Exercise brief –
Below are some records; output all of them exactly as they read.

───── Material for this exercise

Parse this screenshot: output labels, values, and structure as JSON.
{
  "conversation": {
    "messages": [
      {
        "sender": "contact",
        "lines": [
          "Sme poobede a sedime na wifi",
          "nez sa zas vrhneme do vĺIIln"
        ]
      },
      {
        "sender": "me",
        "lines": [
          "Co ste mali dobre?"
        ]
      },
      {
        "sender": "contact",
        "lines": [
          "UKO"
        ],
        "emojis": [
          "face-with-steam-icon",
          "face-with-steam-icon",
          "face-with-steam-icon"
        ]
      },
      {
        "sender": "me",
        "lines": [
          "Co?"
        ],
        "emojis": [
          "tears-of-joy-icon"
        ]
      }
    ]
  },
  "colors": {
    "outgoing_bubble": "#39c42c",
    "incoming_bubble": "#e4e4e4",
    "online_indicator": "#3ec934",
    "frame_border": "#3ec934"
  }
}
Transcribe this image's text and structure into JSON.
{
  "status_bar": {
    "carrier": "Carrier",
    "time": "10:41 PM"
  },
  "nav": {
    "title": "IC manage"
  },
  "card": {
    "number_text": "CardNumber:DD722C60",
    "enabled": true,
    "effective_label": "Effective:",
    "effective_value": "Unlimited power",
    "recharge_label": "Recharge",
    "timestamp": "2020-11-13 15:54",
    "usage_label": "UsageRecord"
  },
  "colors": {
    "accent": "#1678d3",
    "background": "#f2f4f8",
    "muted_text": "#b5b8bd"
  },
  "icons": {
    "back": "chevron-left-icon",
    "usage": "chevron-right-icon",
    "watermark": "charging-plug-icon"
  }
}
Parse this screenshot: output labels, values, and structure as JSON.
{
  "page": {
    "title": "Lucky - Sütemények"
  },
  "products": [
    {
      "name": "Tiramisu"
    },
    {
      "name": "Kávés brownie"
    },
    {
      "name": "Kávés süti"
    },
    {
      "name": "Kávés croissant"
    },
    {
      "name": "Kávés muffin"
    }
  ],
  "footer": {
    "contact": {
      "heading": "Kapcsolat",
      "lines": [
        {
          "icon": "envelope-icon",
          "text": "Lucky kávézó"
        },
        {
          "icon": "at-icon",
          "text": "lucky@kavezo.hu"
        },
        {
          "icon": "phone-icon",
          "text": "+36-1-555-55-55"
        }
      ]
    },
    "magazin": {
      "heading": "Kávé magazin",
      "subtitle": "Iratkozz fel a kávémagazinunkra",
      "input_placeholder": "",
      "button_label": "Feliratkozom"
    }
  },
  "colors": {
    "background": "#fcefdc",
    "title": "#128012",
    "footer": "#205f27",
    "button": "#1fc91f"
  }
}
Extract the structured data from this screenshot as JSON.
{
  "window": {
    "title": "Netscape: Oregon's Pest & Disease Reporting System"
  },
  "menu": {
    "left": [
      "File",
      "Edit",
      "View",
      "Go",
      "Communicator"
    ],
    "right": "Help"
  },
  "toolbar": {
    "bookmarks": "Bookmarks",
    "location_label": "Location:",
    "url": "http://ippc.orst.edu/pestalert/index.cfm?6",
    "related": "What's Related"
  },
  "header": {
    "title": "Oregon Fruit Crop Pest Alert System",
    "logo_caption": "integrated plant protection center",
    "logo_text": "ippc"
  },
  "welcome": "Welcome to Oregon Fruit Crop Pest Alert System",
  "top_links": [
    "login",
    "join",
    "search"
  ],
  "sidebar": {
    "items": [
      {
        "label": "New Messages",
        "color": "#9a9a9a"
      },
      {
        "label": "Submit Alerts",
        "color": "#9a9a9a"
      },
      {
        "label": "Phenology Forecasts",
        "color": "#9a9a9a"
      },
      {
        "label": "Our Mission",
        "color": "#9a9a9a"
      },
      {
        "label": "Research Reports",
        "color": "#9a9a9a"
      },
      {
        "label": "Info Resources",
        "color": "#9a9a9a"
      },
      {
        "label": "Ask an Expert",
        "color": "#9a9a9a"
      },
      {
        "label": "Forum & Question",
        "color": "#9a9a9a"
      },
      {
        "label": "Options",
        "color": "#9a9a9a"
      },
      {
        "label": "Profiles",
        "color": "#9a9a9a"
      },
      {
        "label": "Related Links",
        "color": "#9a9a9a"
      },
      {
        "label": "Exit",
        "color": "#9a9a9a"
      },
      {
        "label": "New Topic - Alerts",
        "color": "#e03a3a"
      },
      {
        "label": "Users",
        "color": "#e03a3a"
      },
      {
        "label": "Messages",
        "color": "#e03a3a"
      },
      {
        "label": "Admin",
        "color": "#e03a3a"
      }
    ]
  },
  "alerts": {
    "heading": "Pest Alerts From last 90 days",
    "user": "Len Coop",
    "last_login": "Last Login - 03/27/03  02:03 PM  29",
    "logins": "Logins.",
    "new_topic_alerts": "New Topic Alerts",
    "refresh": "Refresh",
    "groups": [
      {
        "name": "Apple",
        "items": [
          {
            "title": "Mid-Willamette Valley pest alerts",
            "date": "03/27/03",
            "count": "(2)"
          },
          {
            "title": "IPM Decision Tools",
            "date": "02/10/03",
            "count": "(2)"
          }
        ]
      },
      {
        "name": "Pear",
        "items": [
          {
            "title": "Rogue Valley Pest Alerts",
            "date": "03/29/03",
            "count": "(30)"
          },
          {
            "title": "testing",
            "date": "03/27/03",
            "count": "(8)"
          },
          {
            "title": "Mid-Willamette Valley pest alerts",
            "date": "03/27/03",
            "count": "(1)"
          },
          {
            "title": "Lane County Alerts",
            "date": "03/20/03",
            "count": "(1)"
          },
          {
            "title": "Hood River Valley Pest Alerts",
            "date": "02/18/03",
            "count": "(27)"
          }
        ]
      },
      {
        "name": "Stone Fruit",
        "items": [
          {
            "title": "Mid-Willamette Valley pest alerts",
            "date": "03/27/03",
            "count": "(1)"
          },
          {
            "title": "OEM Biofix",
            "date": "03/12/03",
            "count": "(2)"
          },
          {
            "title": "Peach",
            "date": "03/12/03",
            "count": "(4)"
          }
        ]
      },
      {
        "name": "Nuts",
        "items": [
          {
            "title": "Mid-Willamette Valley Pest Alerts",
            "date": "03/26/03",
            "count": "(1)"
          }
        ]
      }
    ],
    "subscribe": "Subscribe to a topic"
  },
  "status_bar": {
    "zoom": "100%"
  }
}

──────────

Answer to this task –
Parse this screenshot: output labels, values, and structure as JSON.
{
  "conversation": {
    "messages": [
      {
        "sender": "contact",
        "lines": [
          "Sme poobede a sedime na wifi",
          "nez sa zas vrhneme do vĺIIln"
        ]
      },
      {
        "sender": "me",
        "lines": [
          "Co ste mali dobre?"
        ]
      },
      {
        "sender": "contact",
        "lines": [
          "UKO"
        ],
        "emojis": [
          "face-with-steam-icon",
          "face-with-steam-icon",
          "face-with-steam-icon"
        ]
      },
      {
        "sender": "me",
        "lines": [
          "Co?"
        ],
        "emojis": [
          "tears-of-joy-icon"
        ]
      }
    ]
  },
  "colors": {
    "outgoing_bubble": "#39c42c",
    "incoming_bubble": "#e4e4e4",
    "online_indicator": "#3ec934",
    "frame_border": "#3ec934"
  }
}
Transcribe this image's text and structure into JSON.
{
  "status_bar": {
    "carrier": "Carrier",
    "time": "10:41 PM"
  },
  "nav": {
    "title": "IC manage"
  },
  "card": {
    "number_text": "CardNumber:DD722C60",
    "enabled": true,
    "effective_label": "Effective:",
    "effective_value": "Unlimited power",
    "recharge_label": "Recharge",
    "timestamp": "2020-11-13 15:54",
    "usage_label": "UsageRecord"
  },
  "colors": {
    "accent": "#1678d3",
    "background": "#f2f4f8",
    "muted_text": "#b5b8bd"
  },
  "icons": {
    "back": "chevron-left-icon",
    "usage": "chevron-right-icon",
    "watermark": "charging-plug-icon"
  }
}
Parse this screenshot: output labels, values, and structure as JSON.
{
  "page": {
    "title": "Lucky - Sütemények"
  },
  "products": [
    {
      "name": "Tiramisu"
    },
    {
      "name": "Kávés brownie"
    },
    {
      "name": "Kávés süti"
    },
    {
      "name": "Kávés croissant"
    },
    {
      "name": "Kávés muffin"
    }
  ],
  "footer": {
    "contact": {
      "heading": "Kapcsolat",
      "lines": [
        {
          "icon": "envelope-icon",
          "text": "Lucky kávézó"
        },
        {
          "icon": "at-icon",
          "text": "lucky@kavezo.hu"
        },
        {
          "icon": "phone-icon",
          "text": "+36-1-555-55-55"
        }
      ]
    },
    "magazin": {
      "heading": "Kávé magazin",
      "subtitle": "Iratkozz fel a kávémagazinunkra",
      "input_placeholder": "",
      "button_label": "Feliratkozom"
    }
  },
  "colors": {
    "background": "#fcefdc",
    "title": "#128012",
    "footer": "#205f27",
    "button": "#1fc91f"
  }
}
Extract the structured data from this screenshot as JSON.
{
  "window": {
    "title": "Netscape: Oregon's Pest & Disease Reporting System"
  },
  "menu": {
    "left": [
      "File",
      "Edit",
      "View",
      "Go",
      "Communicator"
    ],
    "right": "Help"
  },
  "toolbar": {
    "bookmarks": "Bookmarks",
    "location_label": "Location:",
    "url": "http://ippc.orst.edu/pestalert/index.cfm?6",
    "related": "What's Related"
  },
  "header": {
    "title": "Oregon Fruit Crop Pest Alert System",
    "logo_caption": "integrated plant protection center",
    "logo_text": "ippc"
  },
  "welcome": "Welcome to Oregon Fruit Crop Pest Alert System",
  "top_links": [
    "login",
    "join",
    "search"
  ],
  "sidebar": {
    "items": [
      {
        "label": "New Messages",
        "color": "#9a9a9a"
      },
      {
        "label": "Submit Alerts",
        "color": "#9a9a9a"
      },
      {
        "label": "Phenology Forecasts",
        "color": "#9a9a9a"
      },
      {
        "label": "Our Mission",
        "color": "#9a9a9a"
      },
      {
        "label": "Research Reports",
        "color": "#9a9a9a"
      },
      {
        "label": "Info Resources",
        "color": "#9a9a9a"
      },
      {
        "label": "Ask an Expert",
        "color": "#9a9a9a"
      },
      {
        "label": "Forum & Question",
        "color": "#9a9a9a"
      },
      {
        "label": "Options",
        "color": "#9a9a9a"
      },
      {
        "label": "Profiles",
        "color": "#9a9a9a"
      },
      {
        "label": "Related Links",
        "color": "#9a9a9a"
      },
      {
        "label": "Exit",
        "color": "#9a9a9a"
      },
      {
        "label": "New Topic - Alerts",
        "color": "#e03a3a"
      },
      {
        "label": "Users",
        "color": "#e03a3a"
      },
      {
        "label": "Messages",
        "color": "#e03a3a"
      },
      {
        "label": "Admin",
        "color": "#e03a3a"
      }
    ]
  },
  "alerts": {
    "heading": "Pest Alerts From last 90 days",
    "user": "Len Coop",
    "last_login": "Last Login - 03/27/03  02:03 PM  29",
    "logins": "Logins.",
    "new_topic_alerts": "New Topic Alerts",
    "refresh": "Refresh",
    "groups": [
      {
        "name": "Apple",
        "items": [
          {
            "title": "Mid-Willamette Valley pest alerts",
            "date": "03/27/03",
            "count": "(2)"
          },
          {
            "title": "IPM Decision Tools",
            "date": "02/10/03",
            "count": "(2)"
          }
        ]
      },
      {
        "name": "Pear",
        "items": [
          {
            "title": "Rogue Valley Pest Alerts",
            "date": "03/29/03",
            "count": "(30)"
          },
          {
            "title": "testing",
            "date": "03/27/03",
            "count": "(8)"
          },
          {
            "title": "Mid-Willamette Valley pest alerts",
            "date": "03/27/03",
            "count": "(1)"
          },
          {
            "title": "Lane County Alerts",
            "date": "03/20/03",
            "count": "(1)"
          },
          {
            "title": "Hood River Valley Pest Alerts",
            "date": "02/18/03",
            "count": "(27)"
          }
        ]
      },
      {
        "name": "Stone Fruit",
        "items": [
          {
            "title": "Mid-Willamette Valley pest alerts",
            "date": "03/27/03",
            "count": "(1)"
          },
          {
            "title": "OEM Biofix",
            "date": "03/12/03",
            "count": "(2)"
          },
          {
            "title": "Peach",
            "date": "03/12/03",
            "count": "(4)"
          }
        ]
      },
      {
        "name": "Nuts",
        "items": [
          {
            "title": "Mid-Willamette Valley Pest Alerts",
            "date": "03/26/03",
            "count": "(1)"
          }
        ]
      }
    ],
    "subscribe": "Subscribe to a topic"
  },
  "status_bar": {
    "zoom": "100%"
  }
}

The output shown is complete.